- Task goal:
From the entries, copy out every line in which the word "search" is found.

Dataset items
--- START ---
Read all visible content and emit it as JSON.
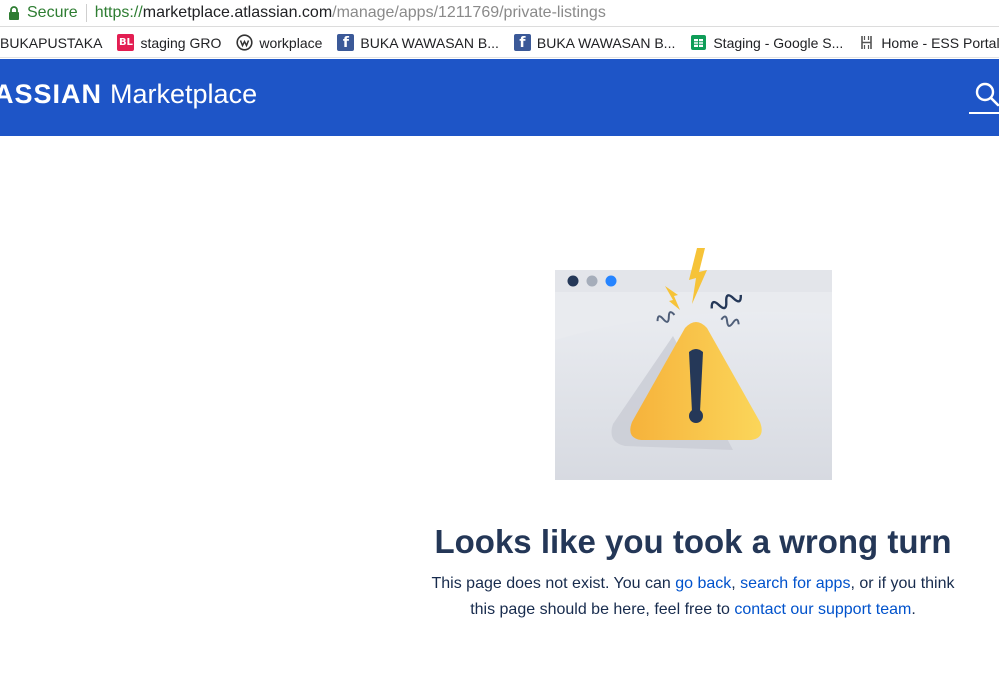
{
  "browser": {
    "secure_label": "Secure",
    "url_scheme": "https://",
    "url_host": "marketplace.atlassian.com",
    "url_path": "/manage/apps/1211769/private-listings",
    "bookmarks": [
      {
        "label": "BUKAPUSTAKA",
        "icon": "none"
      },
      {
        "label": "staging GRO",
        "icon": "bukalapak-icon",
        "icon_text": "BL",
        "color": "#e31e52"
      },
      {
        "label": "workplace",
        "icon": "workplace-icon"
      },
      {
        "label": "BUKA WAWASAN B...",
        "icon": "facebook-icon",
        "icon_text": "f",
        "color": "#3b5998"
      },
      {
        "label": "BUKA WAWASAN B...",
        "icon": "facebook-icon",
        "icon_text": "f",
        "color": "#3b5998"
      },
      {
        "label": "Staging - Google S...",
        "icon": "google-sheets-icon",
        "color": "#0f9d58"
      },
      {
        "label": "Home - ESS Portal",
        "icon": "ess-portal-icon"
      }
    ]
  },
  "header": {
    "brand_atlassian": "ASSIAN",
    "brand_product": "Marketplace",
    "color": "#1e55c7"
  },
  "error": {
    "illustration": "warning-browser-illustration",
    "title": "Looks like you took a wrong turn",
    "message_1": "This page does not exist. You can ",
    "link_go_back": "go back",
    "message_2": ", ",
    "link_search_apps": "search for apps",
    "message_3": ", or if you think this page should be here, feel free to ",
    "link_contact_support": "contact our support team",
    "message_4": "."
  }
}
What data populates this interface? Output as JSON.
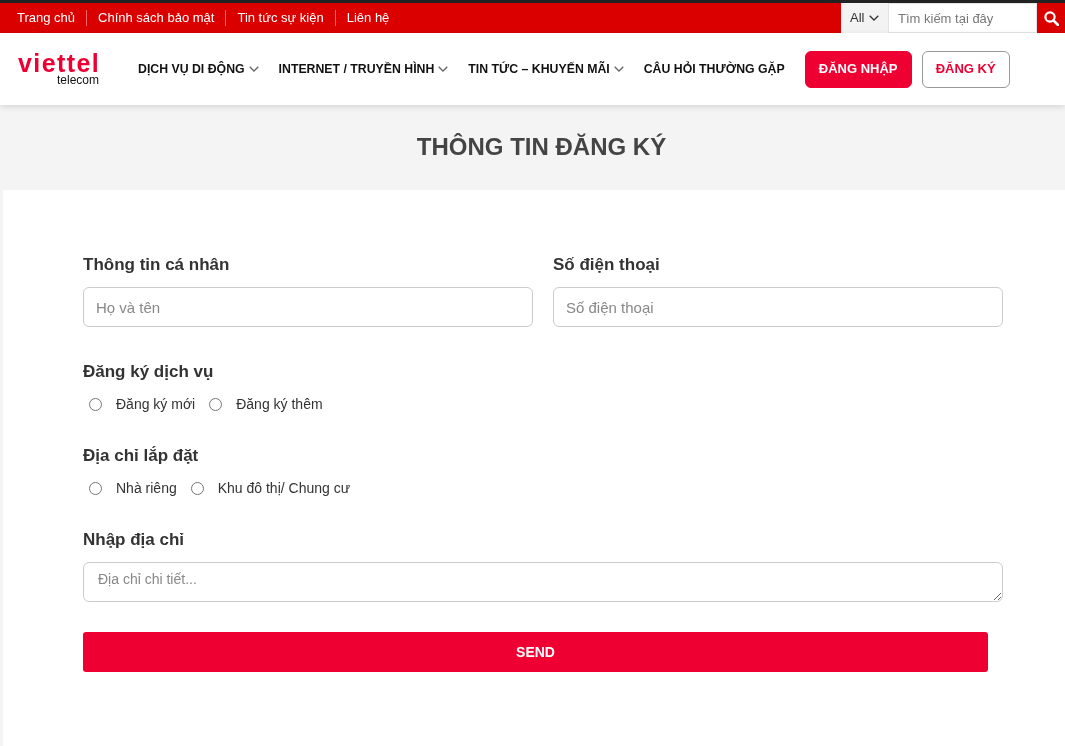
{
  "top_bar": {
    "links": [
      "Trang chủ",
      "Chính sách bảo mật",
      "Tin tức sự kiện",
      "Liên hệ"
    ],
    "search": {
      "scope": "All",
      "placeholder": "Tìm kiếm tại đây"
    }
  },
  "header": {
    "logo": {
      "name": "viettel",
      "tagline": "telecom"
    },
    "nav": [
      {
        "label": "DỊCH VỤ DI ĐỘNG",
        "has_dropdown": true
      },
      {
        "label": "INTERNET / TRUYỀN HÌNH",
        "has_dropdown": true
      },
      {
        "label": "TIN TỨC – KHUYẾN MÃI",
        "has_dropdown": true
      },
      {
        "label": "CÂU HỎI THƯỜNG GẶP",
        "has_dropdown": false
      }
    ],
    "buttons": [
      {
        "label": "ĐĂNG NHẬP",
        "kind": "filled"
      },
      {
        "label": "ĐĂNG KÝ",
        "kind": "outline"
      }
    ]
  },
  "page_title": "THÔNG TIN ĐĂNG KÝ",
  "form": {
    "sections": [
      {
        "kind": "inputs",
        "fields": [
          {
            "label": "Thông tin cá nhân",
            "placeholder": "Họ và tên"
          },
          {
            "label": "Số điện thoại",
            "placeholder": "Số điện thoại"
          }
        ]
      },
      {
        "kind": "radios",
        "label": "Đăng ký dịch vụ",
        "options": [
          {
            "label": "Đăng ký mới",
            "selected": false
          },
          {
            "label": "Đăng ký thêm",
            "selected": false
          }
        ]
      },
      {
        "kind": "radios",
        "label": "Địa chỉ lắp đặt",
        "options": [
          {
            "label": "Nhà riêng",
            "selected": false
          },
          {
            "label": "Khu đô thị/ Chung cư",
            "selected": false
          }
        ]
      },
      {
        "kind": "textarea",
        "label": "Nhập địa chỉ",
        "placeholder": "Địa chỉ chi tiết..."
      }
    ],
    "submit": "SEND"
  }
}
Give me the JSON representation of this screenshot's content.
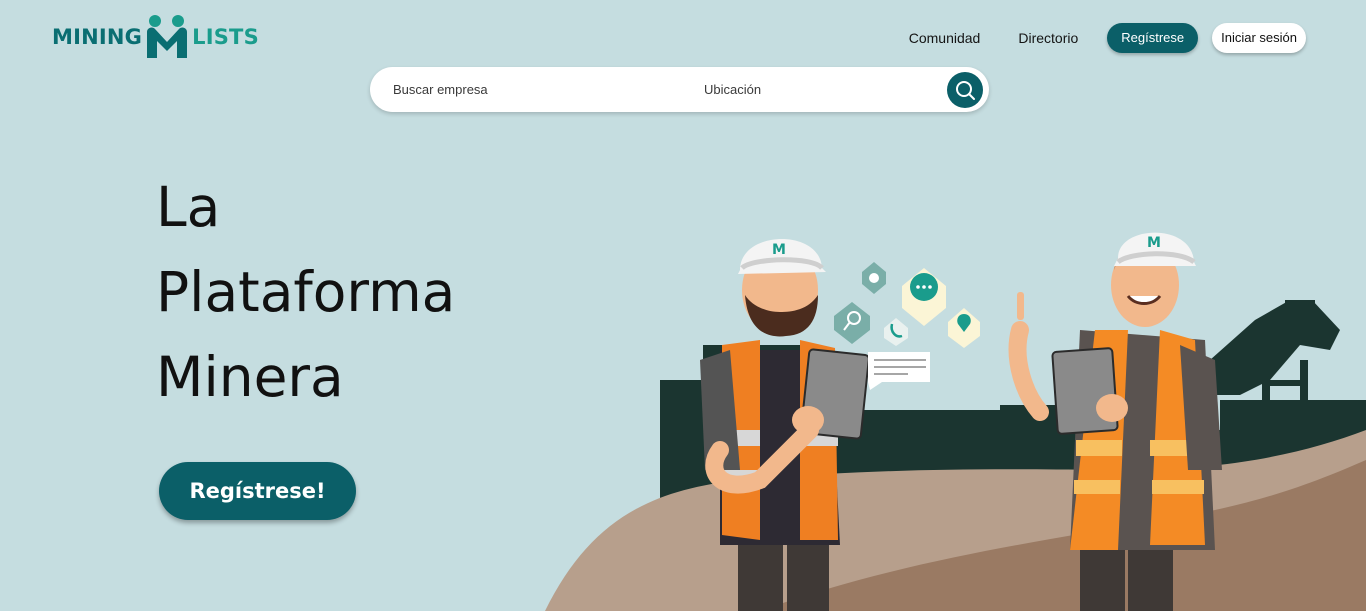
{
  "brand": {
    "name_left": "MINING",
    "name_right": "LISTS",
    "colors": {
      "primary": "#0b5f68",
      "accent": "#1a9c8c",
      "background": "#c5dde0"
    }
  },
  "nav": {
    "links": [
      "Comunidad",
      "Directorio"
    ],
    "register_label": "Regístrese",
    "login_label": "Iniciar sesión"
  },
  "search": {
    "company_placeholder": "Buscar empresa",
    "location_placeholder": "Ubicación",
    "button_icon": "search-icon"
  },
  "hero": {
    "title_lines": [
      "La",
      "Plataforma",
      "Minera"
    ],
    "cta_label": "Regístrese!"
  },
  "illustration": {
    "icons": [
      "gear-icon",
      "chat-icon",
      "search-icon",
      "location-pin-icon",
      "phone-icon",
      "message-card-icon"
    ]
  }
}
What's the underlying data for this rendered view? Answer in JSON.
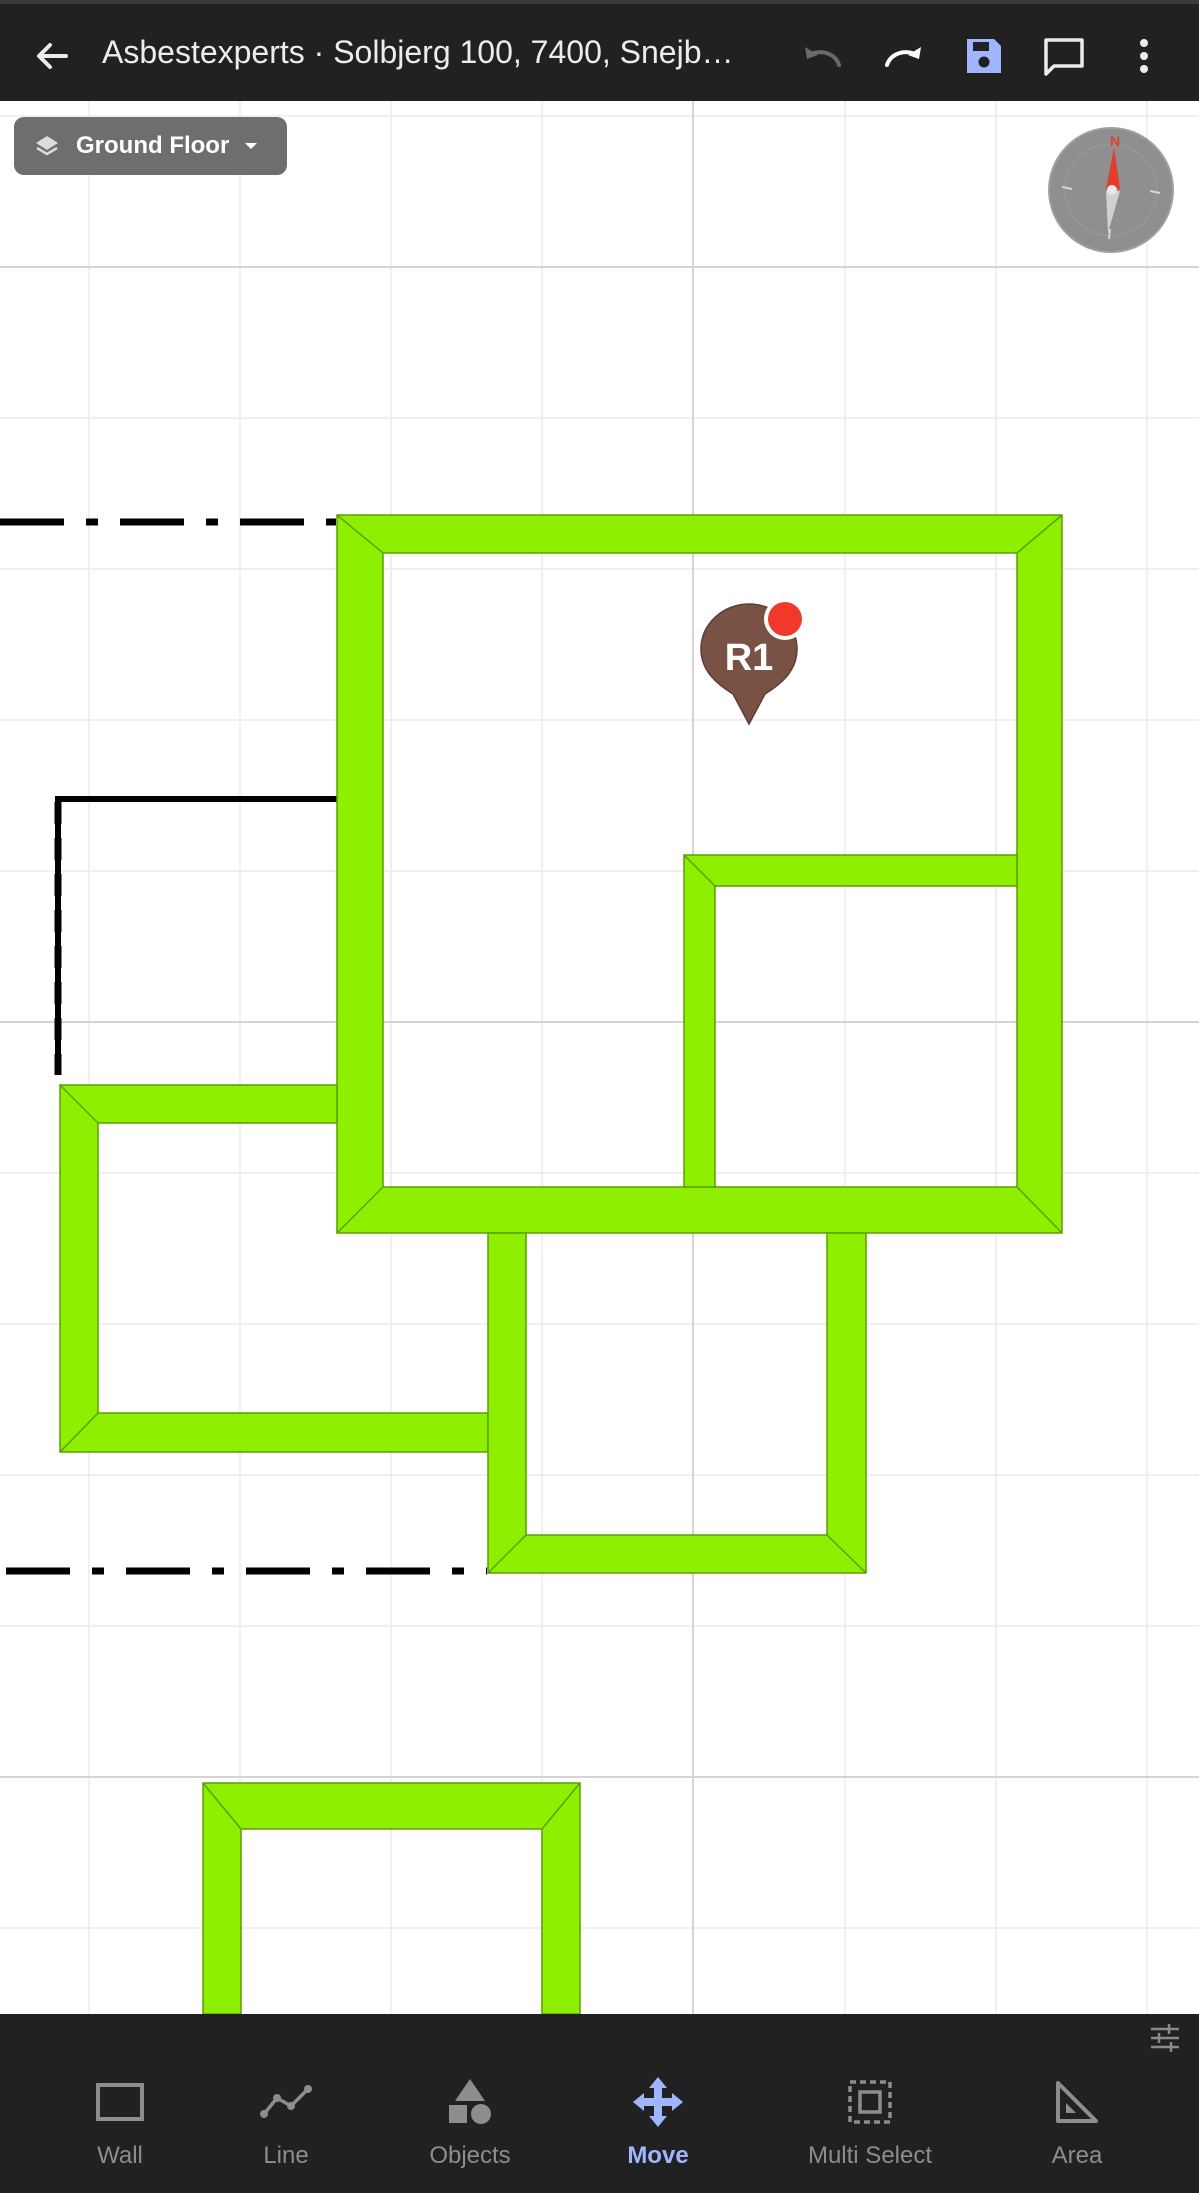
{
  "header": {
    "title": "Asbestexperts · Solbjerg 100, 7400, Snejb…",
    "back_icon": "arrow-left-icon",
    "actions": [
      "undo-icon",
      "redo-icon",
      "save-icon",
      "comment-icon",
      "more-vertical-icon"
    ]
  },
  "canvas": {
    "floor_selector": {
      "label": "Ground Floor"
    },
    "compass": {
      "north_label": "N"
    },
    "room_marker": {
      "label": "R1"
    },
    "colors": {
      "wall": "#8fef00",
      "wall_edge": "#5aa000",
      "marker": "#7a5145",
      "notify_dot": "#f0392b",
      "grid": "#e8e8e8",
      "grid_major": "#d2d2d2"
    }
  },
  "toolbar": {
    "tools": [
      {
        "label": "Wall",
        "icon": "wall-rectangle-icon",
        "active": false
      },
      {
        "label": "Line",
        "icon": "polyline-icon",
        "active": false
      },
      {
        "label": "Objects",
        "icon": "shapes-icon",
        "active": false
      },
      {
        "label": "Move",
        "icon": "move-arrows-icon",
        "active": true
      },
      {
        "label": "Multi Select",
        "icon": "multi-select-icon",
        "active": false
      },
      {
        "label": "Area",
        "icon": "set-square-icon",
        "active": false
      }
    ],
    "accent": "#9fb6ff"
  }
}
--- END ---
- Finished exercise:
    "link_search_apps": "search for apps",
    "search": {
  "search": {
    "button_icon": "search-icon"
      "search-icon",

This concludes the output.